But then, they were newlyweds, and love seemed to muddle the mind even more than lust did. At present, Sophy couldn't bear to mar their happiness by sharing her and Leonie's anxieties.
The newlyweds exchanged looks. "What do you think?" Clevedon said. "Do you want to take advantage of the diversion and go back to work?"
"I must go back to work, diversion or not," Marcelline said. She looked at Sophy. "Do let's make a speedy departure, ma chère sœur. The aunts will be down to breakfast in the next hour or so."
"The aunts," Longmore said. "Still here?"
Clevedon House was large enough to accommodate several families comfortably. When the duke's aunts came to Town on visits too short to warrant opening their own townhouses, they didn't stay in hotels, but in the north wing.
Most recently they'd come to stop the marriage.
Originally, Marcelline and Clevedon had planned to wed the day after he'd talked—or seduced—her into marrying him. But Sophy and Leonie's cooler heads had prevailed.
The wedding, they'd pointed out, was going to cause a spectacular uproar, very possibly fatal to business. But if some of Clevedon's relatives were to attend the ceremony, signaling acceptance of the bride, it would subdue, to some extent, the outrage.
And so Clevedon had invited his aunts, who'd descended en masse to prevent the shocking misalliance. But no great lady, not even the Queen, was a match for three Noirot sisters and their secret weapon, Marcelline's six-year-old daughter, Lucie Cordelia. The aunts had surrendered in a matter of hours.
Now they were trying to find a way to make Marcelline respectable. They actually believed they could present her to the Queen.
Sophy wasn't at all sure that would do Maison Noirot any good. On the contrary, she suspected it would only fan the flames of Lady Warford's hatred.
"Still here," Clevedon said. "They can't seem to tear themselves away."

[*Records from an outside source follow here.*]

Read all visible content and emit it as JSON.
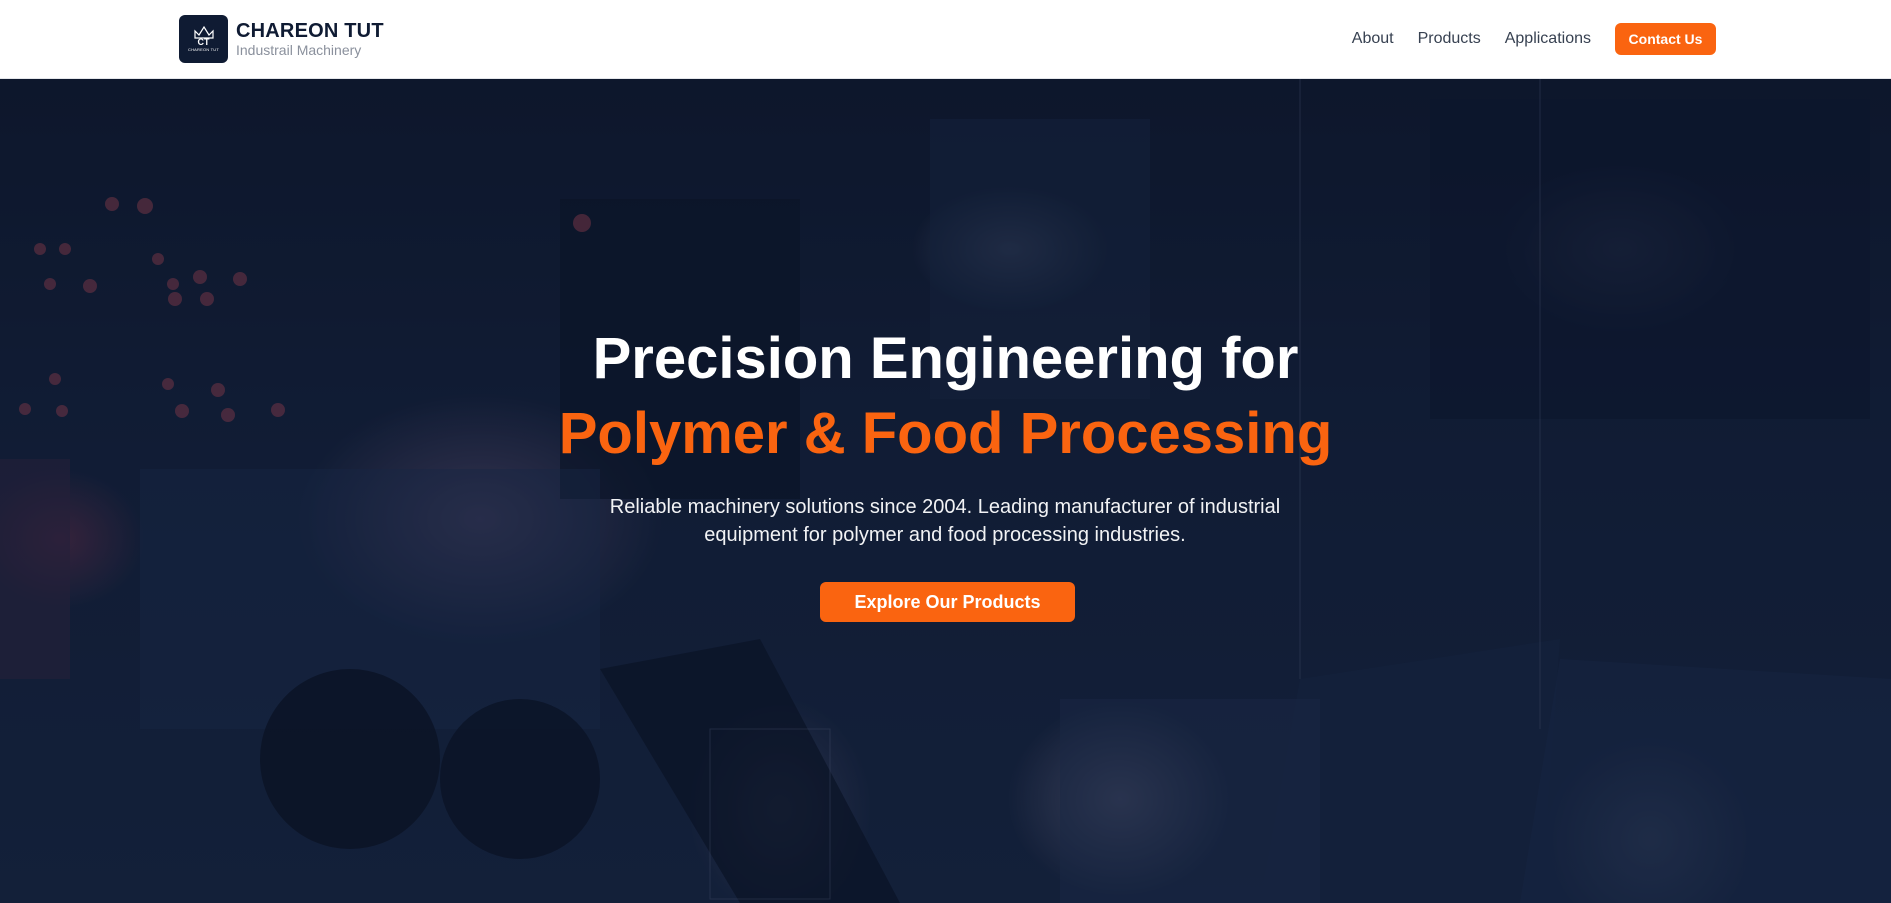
{
  "brand": {
    "logo_initials": "CT",
    "logo_small": "CHAREON TUT",
    "name": "CHAREON TUT",
    "tagline": "Industrail Machinery"
  },
  "nav": {
    "links": [
      "About",
      "Products",
      "Applications"
    ],
    "cta": "Contact Us"
  },
  "hero": {
    "title_line1": "Precision Engineering for",
    "title_line2": "Polymer & Food Processing",
    "subtitle": "Reliable machinery solutions since 2004. Leading manufacturer of industrial equipment for polymer and food processing industries.",
    "button": "Explore Our Products",
    "background_image": "factory-machinery-photo"
  },
  "colors": {
    "accent": "#fa6410",
    "navy": "#0f1b33",
    "hero_overlay": "#0c1428"
  }
}
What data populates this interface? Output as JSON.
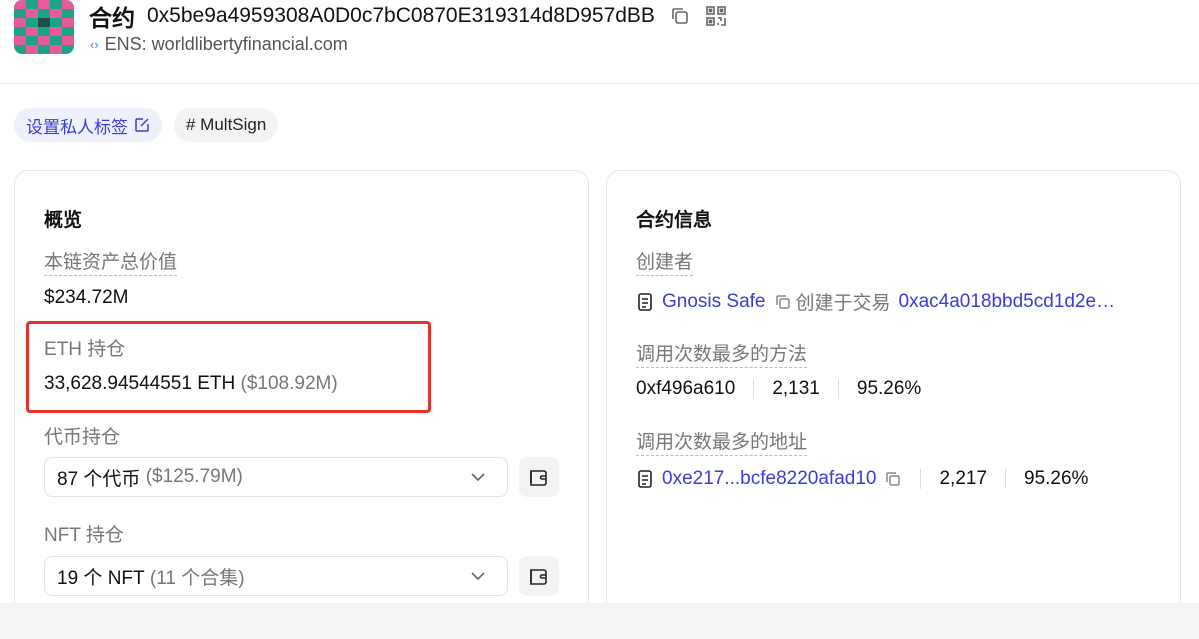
{
  "header": {
    "label": "合约",
    "address": "0x5be9a4959308A0D0c7bC0870E319314d8D957dBB",
    "ens": "ENS: worldlibertyfinancial.com",
    "icons": [
      "copy-icon",
      "qr-code-icon"
    ]
  },
  "tags": {
    "private": "设置私人标签",
    "hash": "# MultSign"
  },
  "overview": {
    "title": "概览",
    "total_label": "本链资产总价值",
    "total_value": "$234.72M",
    "eth_label": "ETH 持仓",
    "eth_amount": "33,628.94544551 ETH",
    "eth_usd": "($108.92M)",
    "token_label": "代币持仓",
    "token_count": "87 个代币",
    "token_usd": "($125.79M)",
    "nft_label": "NFT 持仓",
    "nft_count": "19 个 NFT",
    "nft_sets": "(11 个合集)"
  },
  "contract_info": {
    "title": "合约信息",
    "creator_label": "创建者",
    "creator_name": "Gnosis Safe",
    "created_in": "创建于交易",
    "tx_hash": "0xac4a018bbd5cd1d2e…",
    "method_label": "调用次数最多的方法",
    "method_id": "0xf496a610",
    "method_count": "2,131",
    "method_pct": "95.26%",
    "address_label": "调用次数最多的地址",
    "top_address": "0xe217...bcfe8220afad10",
    "address_count": "2,217",
    "address_pct": "95.26%"
  },
  "colors": {
    "accent": "#3b3bd6",
    "highlight": "#e8302b",
    "avatar_primary": "#1aa387",
    "avatar_secondary": "#e85a9a"
  }
}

Marcelline rose, and the others did, too. "I'd better go before they come down," she said. "They're not at all reconciled to my continuing to work."
"Meaning there's a good deal more jawing than you like," Longmore said. "How well I understand." He gave her a wry smile, and bowed.

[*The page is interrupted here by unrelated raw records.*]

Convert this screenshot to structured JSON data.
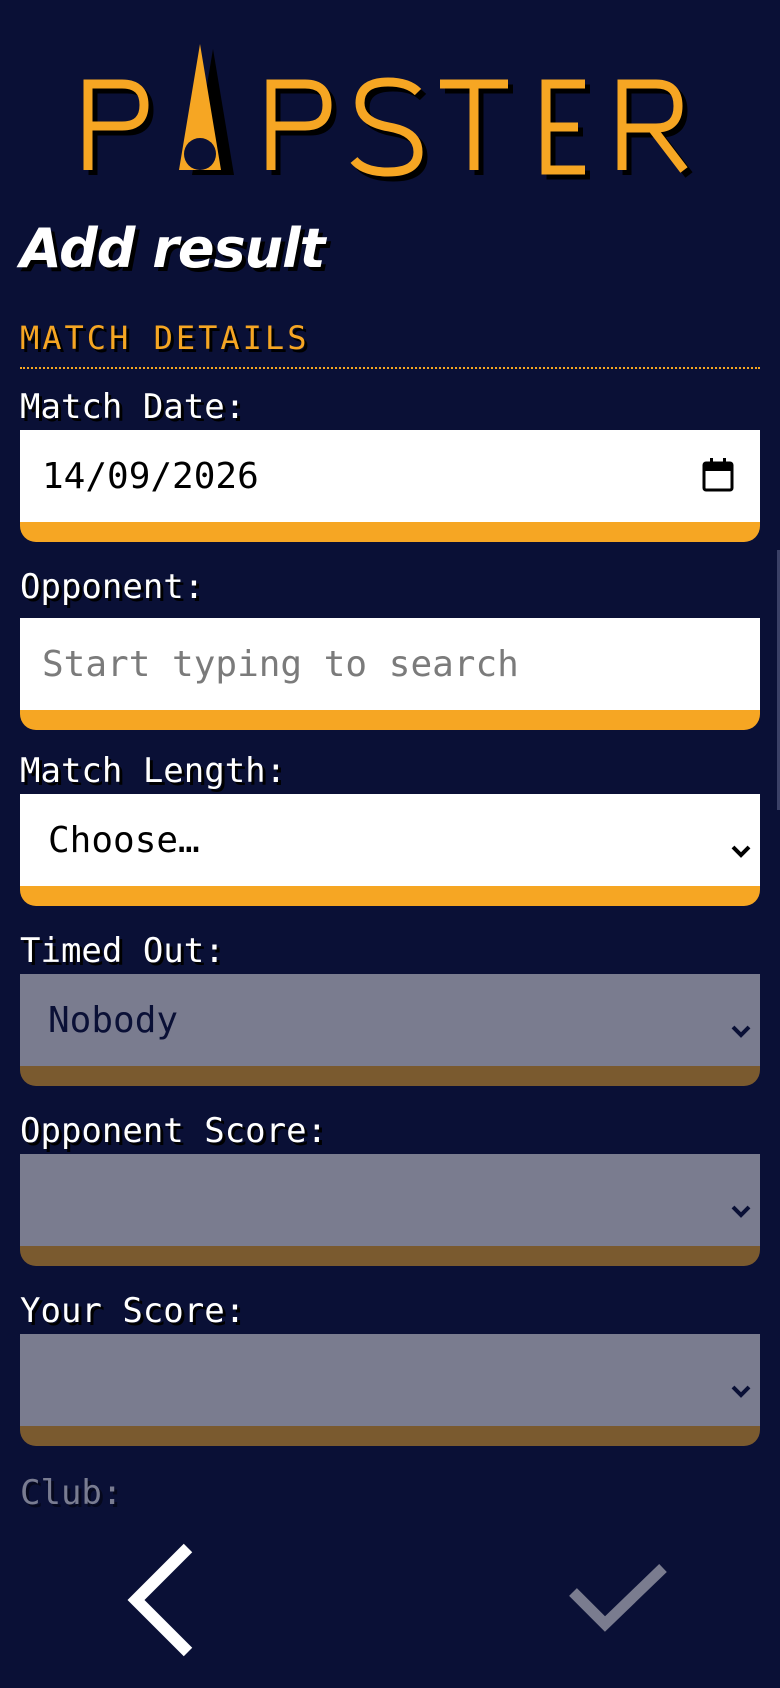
{
  "brand": {
    "logo_text": "PAPSTER",
    "colors": {
      "background": "#0a1036",
      "accent": "#f6a623",
      "disabled_field": "#7a7c8f",
      "disabled_bar": "#7a5a2f"
    }
  },
  "page": {
    "title": "Add result"
  },
  "section": {
    "title": "MATCH DETAILS"
  },
  "form": {
    "match_date": {
      "label": "Match Date:",
      "value": "14/09/2026",
      "icon": "calendar-icon"
    },
    "opponent": {
      "label": "Opponent:",
      "placeholder": "Start typing to search"
    },
    "match_length": {
      "label": "Match Length:",
      "selected": "Choose…",
      "icon": "chevron-down-icon"
    },
    "timed_out": {
      "label": "Timed Out:",
      "selected": "Nobody",
      "icon": "chevron-down-icon"
    },
    "opponent_score": {
      "label": "Opponent Score:",
      "selected": "",
      "icon": "chevron-down-icon"
    },
    "your_score": {
      "label": "Your Score:",
      "selected": "",
      "icon": "chevron-down-icon"
    },
    "club": {
      "label": "Club:"
    }
  },
  "navigation": {
    "back_icon": "back-chevron-icon",
    "confirm_icon": "checkmark-icon"
  }
}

He was a man who could fill a doorway, and seemed to take over a room. He was disheveled, and disreputable besides, but he bowed with the easy grace of a dandy.
It was annoying of him to be so completely and gracefully at ease in that big brawler's body of his. It was really annoying of him to ooze virility.
Sophy was a Noirot, a breed keenly tuned to animal excitement—and not possessing much in the way of moral principles.
If he ever found out how weak she was in this regard, she was doomed.
She sketched a curtsey and took her sister's arm. "Yes, well, we'd better not dawdle, in any event. I promised Leonie I wouldn't stay above half an hour."
She hurried her sister out of the room.